* DATA UNDER STUDY *
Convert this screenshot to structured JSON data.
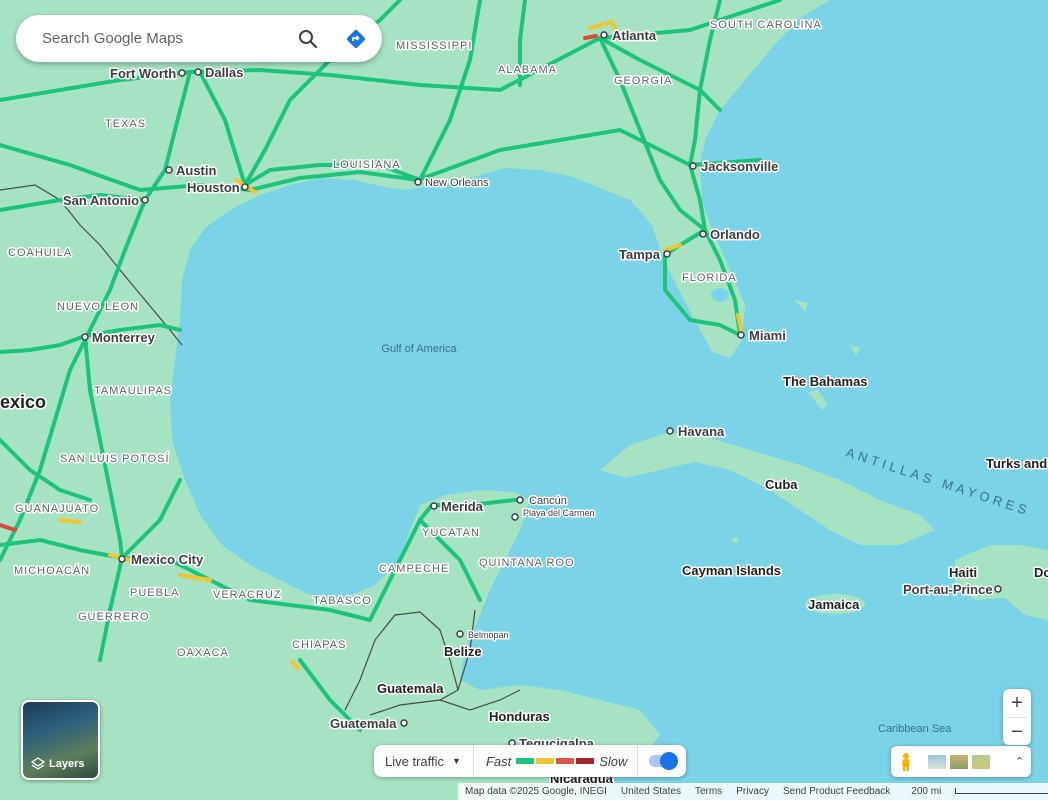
{
  "search": {
    "placeholder": "Search Google Maps"
  },
  "icons": {
    "search": "search-icon",
    "directions": "directions-icon",
    "layers": "layers-icon",
    "pegman": "pegman-icon"
  },
  "labels": {
    "cities": {
      "fort_worth": "Fort Worth",
      "dallas": "Dallas",
      "austin": "Austin",
      "houston": "Houston",
      "san_antonio": "San Antonio",
      "new_orleans": "New Orleans",
      "atlanta": "Atlanta",
      "jacksonville": "Jacksonville",
      "orlando": "Orlando",
      "tampa": "Tampa",
      "miami": "Miami",
      "monterrey": "Monterrey",
      "havana": "Havana",
      "merida": "Merida",
      "cancun": "Cancún",
      "playa": "Playa del Carmen",
      "mexico_city": "Mexico City",
      "belmopan": "Belmopan",
      "guatemala_city": "Guatemala",
      "tegucigalpa": "Tegucigalpa",
      "port_au_prince": "Port-au-Prince"
    },
    "regions": {
      "mississippi": "MISSISSIPPI",
      "alabama": "ALABAMA",
      "georgia": "GEORGIA",
      "south_carolina": "SOUTH CAROLINA",
      "texas": "TEXAS",
      "louisiana": "LOUISIANA",
      "florida": "FLORIDA",
      "coahuila": "COAHUILA",
      "nuevo_leon": "NUEVO LEON",
      "tamaulipas": "TAMAULIPAS",
      "san_luis": "SAN LUIS POTOSÍ",
      "guanajuato": "GUANAJUATO",
      "michoacan": "MICHOACÁN",
      "guerrero": "GUERRERO",
      "puebla": "PUEBLA",
      "veracruz": "VERACRUZ",
      "oaxaca": "OAXACA",
      "tabasco": "TABASCO",
      "chiapas": "CHIAPAS",
      "campeche": "CAMPECHE",
      "yucatan": "YUCATAN",
      "quintana_roo": "QUINTANA ROO"
    },
    "countries": {
      "mexico": "exico",
      "bahamas": "The Bahamas",
      "cuba": "Cuba",
      "cayman": "Cayman Islands",
      "jamaica": "Jamaica",
      "haiti": "Haiti",
      "turks": "Turks and Caicos Islands",
      "dominican": "Do Re",
      "belize": "Belize",
      "guatemala": "Guatemala",
      "honduras": "Honduras",
      "nicaragua": "Nicaragua"
    },
    "water": {
      "gulf": "Gulf of America",
      "antillas": "ANTILLAS MAYORES",
      "caribbean": "Caribbean Sea"
    }
  },
  "layers": {
    "label": "Layers"
  },
  "traffic": {
    "selector": "Live traffic",
    "fast": "Fast",
    "slow": "Slow",
    "colors": [
      "#1ec47c",
      "#f2c530",
      "#e0574a",
      "#a8262b"
    ],
    "toggle_on": true
  },
  "zoom": {
    "in": "+",
    "out": "−"
  },
  "footer": {
    "map_data": "Map data ©2025 Google, INEGI",
    "region": "United States",
    "terms": "Terms",
    "privacy": "Privacy",
    "feedback": "Send Product Feedback",
    "scale": "200 mi"
  },
  "colors": {
    "water": "#7ad3e6",
    "land": "#a6e3c2",
    "road": "#1cc47a"
  }
}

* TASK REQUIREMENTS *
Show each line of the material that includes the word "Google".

* REPLY *
    "placeholder": "Search Google Maps"
    "map_data": "Map data ©2025 Google, INEGI",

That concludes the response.